What to work on :: Read the data below. Every line holding the string "font" must be copied.

────────

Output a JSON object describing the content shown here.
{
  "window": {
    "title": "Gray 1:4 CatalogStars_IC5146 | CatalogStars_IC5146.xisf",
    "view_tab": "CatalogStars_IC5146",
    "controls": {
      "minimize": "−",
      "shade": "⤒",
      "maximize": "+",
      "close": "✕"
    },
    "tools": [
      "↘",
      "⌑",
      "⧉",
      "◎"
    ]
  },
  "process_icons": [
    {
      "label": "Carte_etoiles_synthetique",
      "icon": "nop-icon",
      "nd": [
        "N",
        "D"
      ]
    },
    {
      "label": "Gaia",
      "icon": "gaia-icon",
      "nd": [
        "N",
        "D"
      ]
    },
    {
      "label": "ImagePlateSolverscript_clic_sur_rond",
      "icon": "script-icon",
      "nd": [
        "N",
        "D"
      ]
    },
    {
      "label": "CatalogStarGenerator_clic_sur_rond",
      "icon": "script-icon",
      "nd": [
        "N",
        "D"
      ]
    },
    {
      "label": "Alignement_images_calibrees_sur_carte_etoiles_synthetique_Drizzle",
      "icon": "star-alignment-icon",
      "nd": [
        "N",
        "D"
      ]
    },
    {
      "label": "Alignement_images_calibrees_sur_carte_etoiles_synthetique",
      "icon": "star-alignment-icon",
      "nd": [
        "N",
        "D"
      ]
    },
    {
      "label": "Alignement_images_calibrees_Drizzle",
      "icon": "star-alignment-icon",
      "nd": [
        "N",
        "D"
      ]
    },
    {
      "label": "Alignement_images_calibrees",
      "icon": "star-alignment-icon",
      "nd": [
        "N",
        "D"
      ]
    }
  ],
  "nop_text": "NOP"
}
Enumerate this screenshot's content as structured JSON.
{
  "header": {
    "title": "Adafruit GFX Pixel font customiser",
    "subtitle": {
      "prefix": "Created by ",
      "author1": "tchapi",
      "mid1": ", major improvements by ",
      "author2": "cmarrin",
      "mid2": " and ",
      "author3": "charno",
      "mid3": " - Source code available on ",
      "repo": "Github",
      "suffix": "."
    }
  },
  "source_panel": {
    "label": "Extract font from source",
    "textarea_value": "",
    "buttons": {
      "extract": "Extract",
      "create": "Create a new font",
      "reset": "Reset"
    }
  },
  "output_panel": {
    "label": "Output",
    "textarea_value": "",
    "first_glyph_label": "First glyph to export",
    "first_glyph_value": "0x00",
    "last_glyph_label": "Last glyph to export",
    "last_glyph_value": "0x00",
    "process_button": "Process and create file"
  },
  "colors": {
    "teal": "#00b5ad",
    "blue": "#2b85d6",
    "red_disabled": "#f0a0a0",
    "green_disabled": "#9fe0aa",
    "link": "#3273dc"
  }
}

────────

Finished exercise ::
    "title": "Adafruit GFX Pixel font customiser",
    "label": "Extract font from source",
      "create": "Create a new font",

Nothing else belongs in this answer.